Colonization Patterns by Arbuscular Mycorrhizal Fungi and Dark Septate Endophytes in a Forest Ecosystem of the Municipality of Isidro Fabela, State of Mexico

  • Alejandra García-Mares UNAM
  • Iván Pável Moreno-Espíndola
  • Santos Carballar-Hernández
  • José Luis Gama-Flores
  • María Jesús Ferrara-Guerrero
Keywords: desarrollo, rizósfera, suelo, simbiosis


Arbuscular mycorrhizal fungi (AMF) and dark septate endophytes (DSEF) have such an influence on plant development and on the edaphological characteristics and nutrients available in the soil that changes in these communities can drive modifications in the biotic and abiotic variables of an ecosystem, demonstrating the synergetic between species.

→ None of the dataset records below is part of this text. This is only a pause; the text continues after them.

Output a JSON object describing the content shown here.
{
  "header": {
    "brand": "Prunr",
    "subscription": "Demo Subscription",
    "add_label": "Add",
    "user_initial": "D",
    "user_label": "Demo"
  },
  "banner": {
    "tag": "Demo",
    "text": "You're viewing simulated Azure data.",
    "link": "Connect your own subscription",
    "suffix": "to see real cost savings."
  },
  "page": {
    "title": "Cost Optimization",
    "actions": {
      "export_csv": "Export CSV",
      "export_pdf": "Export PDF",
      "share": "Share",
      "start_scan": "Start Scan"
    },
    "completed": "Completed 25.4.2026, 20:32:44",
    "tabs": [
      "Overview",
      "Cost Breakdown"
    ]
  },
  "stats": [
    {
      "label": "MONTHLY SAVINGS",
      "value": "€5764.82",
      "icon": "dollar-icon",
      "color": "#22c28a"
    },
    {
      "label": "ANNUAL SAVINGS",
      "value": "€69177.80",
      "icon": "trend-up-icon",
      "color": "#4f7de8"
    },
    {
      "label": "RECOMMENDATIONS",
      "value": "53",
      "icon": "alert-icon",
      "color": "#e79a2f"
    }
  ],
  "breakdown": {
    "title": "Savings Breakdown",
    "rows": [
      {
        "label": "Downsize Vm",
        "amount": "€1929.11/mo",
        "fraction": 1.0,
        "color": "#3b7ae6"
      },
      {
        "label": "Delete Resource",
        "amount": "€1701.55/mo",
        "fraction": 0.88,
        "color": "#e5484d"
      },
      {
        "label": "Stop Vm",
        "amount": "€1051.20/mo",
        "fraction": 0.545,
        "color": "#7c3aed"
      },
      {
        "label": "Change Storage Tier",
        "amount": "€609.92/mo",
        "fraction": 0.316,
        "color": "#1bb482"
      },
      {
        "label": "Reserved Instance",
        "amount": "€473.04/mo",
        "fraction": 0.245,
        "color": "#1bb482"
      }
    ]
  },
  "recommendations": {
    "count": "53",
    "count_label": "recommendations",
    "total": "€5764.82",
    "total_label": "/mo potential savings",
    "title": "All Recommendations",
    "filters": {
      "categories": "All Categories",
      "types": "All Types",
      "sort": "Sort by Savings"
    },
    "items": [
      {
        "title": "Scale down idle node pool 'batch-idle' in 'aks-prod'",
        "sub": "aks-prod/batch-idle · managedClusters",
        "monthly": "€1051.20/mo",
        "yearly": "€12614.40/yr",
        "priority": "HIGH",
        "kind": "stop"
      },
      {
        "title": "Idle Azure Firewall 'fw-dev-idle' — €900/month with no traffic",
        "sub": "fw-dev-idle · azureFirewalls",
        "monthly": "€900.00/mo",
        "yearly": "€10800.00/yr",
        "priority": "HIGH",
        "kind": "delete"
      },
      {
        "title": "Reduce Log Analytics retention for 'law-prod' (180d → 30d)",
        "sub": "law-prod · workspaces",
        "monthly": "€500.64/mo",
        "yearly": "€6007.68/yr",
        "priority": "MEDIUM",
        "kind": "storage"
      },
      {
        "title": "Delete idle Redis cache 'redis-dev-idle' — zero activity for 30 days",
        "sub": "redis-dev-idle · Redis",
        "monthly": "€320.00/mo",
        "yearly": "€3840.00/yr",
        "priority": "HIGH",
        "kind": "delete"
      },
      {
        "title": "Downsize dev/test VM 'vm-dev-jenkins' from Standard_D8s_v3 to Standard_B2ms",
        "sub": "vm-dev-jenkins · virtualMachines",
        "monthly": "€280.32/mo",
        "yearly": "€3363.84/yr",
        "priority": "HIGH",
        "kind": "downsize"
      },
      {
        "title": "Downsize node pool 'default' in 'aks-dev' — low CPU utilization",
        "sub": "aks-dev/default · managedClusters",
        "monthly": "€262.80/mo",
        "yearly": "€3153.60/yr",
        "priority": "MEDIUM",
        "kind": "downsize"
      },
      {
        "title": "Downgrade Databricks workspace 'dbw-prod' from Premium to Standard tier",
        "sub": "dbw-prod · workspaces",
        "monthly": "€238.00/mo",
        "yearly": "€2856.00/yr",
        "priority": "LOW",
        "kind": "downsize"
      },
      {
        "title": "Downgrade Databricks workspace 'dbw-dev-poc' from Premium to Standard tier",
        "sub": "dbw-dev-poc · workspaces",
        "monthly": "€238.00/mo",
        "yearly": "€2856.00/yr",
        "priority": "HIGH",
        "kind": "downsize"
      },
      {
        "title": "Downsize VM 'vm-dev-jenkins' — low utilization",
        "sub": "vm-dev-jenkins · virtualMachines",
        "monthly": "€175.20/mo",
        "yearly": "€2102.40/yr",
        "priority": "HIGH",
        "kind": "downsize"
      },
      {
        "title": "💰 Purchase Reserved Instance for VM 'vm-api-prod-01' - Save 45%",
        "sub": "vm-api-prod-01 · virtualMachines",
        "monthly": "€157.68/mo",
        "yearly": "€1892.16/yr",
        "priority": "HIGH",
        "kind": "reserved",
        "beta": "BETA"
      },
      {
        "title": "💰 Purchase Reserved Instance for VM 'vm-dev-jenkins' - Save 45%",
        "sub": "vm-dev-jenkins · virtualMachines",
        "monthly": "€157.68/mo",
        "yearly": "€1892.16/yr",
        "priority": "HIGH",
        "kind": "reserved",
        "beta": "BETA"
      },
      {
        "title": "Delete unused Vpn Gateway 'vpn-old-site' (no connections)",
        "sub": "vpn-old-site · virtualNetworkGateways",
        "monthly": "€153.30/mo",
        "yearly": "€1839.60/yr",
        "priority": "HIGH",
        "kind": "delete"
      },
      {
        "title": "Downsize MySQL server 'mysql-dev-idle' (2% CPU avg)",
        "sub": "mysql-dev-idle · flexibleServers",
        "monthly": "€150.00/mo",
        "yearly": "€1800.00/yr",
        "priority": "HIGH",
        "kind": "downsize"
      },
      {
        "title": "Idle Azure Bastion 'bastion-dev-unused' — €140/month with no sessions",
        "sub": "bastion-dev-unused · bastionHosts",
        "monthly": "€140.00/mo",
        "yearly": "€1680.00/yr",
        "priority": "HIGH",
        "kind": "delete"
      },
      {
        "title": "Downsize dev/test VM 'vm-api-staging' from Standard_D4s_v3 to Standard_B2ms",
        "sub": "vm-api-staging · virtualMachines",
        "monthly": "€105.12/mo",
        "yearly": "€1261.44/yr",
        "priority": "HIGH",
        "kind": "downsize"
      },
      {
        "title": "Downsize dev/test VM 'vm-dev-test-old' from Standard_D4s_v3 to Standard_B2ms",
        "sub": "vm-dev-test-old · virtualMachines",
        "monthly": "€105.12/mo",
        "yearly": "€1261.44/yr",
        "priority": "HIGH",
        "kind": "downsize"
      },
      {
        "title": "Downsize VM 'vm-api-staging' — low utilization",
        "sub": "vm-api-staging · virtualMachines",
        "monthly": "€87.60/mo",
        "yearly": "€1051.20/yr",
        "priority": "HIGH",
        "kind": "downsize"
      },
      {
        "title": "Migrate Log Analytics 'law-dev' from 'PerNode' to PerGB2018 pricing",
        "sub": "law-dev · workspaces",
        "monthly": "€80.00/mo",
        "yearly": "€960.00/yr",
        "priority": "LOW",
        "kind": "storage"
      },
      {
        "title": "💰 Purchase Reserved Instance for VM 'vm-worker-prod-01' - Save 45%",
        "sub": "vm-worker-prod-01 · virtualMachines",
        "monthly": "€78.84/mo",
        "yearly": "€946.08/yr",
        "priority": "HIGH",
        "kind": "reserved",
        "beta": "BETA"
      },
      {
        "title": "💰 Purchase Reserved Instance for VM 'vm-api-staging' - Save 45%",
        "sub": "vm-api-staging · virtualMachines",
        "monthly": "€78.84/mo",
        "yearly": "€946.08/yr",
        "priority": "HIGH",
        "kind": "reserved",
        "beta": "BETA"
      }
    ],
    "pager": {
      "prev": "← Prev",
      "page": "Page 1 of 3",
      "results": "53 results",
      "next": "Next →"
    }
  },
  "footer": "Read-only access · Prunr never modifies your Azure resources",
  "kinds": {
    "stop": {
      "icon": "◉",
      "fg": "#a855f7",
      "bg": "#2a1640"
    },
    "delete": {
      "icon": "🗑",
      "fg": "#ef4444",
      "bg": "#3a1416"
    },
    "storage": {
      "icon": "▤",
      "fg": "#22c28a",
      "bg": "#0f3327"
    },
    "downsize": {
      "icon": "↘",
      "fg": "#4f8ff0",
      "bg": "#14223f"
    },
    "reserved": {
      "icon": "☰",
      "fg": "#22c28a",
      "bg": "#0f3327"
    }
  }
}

Given its relevance, the objective of this work was to determine the status of colonization in the roots of three representative herbaceous species of the understory of a community of Abies religiosa (Kunth Schltdl. et Cham.) and Pinus harwegii (Lindl), and to contrast the coexistence of colonizers in three conservation-disturbance scenarios that exemplify the vulnerability situations of a forest ecosystem. A tripartite AMF-HESO-plant interaction is reported by the occurrence of coenocytic hyphae, vesicles, septate hyphae, moniliform cells, and sclerotia. The values of arbuscular mycorrhization exceed 50% and are higher than those found for endophytes (15.7-64.5%). The colonization of both types of fungi, such as AMF sporulation (687 spores 50 g-1 soil in the reforested area), seems to be related to the microclimatic conditions resulting from soil use. The edaphological variables that allow inferring the colonization behavior correspond mainly to available phosphorus, calcium, pH, organic matter, and cation exchange capacity. It is concluded that soil properties, its use, and the type of plants are determinant in the establishment of fungal communities. However, more studies on HESO-plant interaction are needed.

Scientific Papers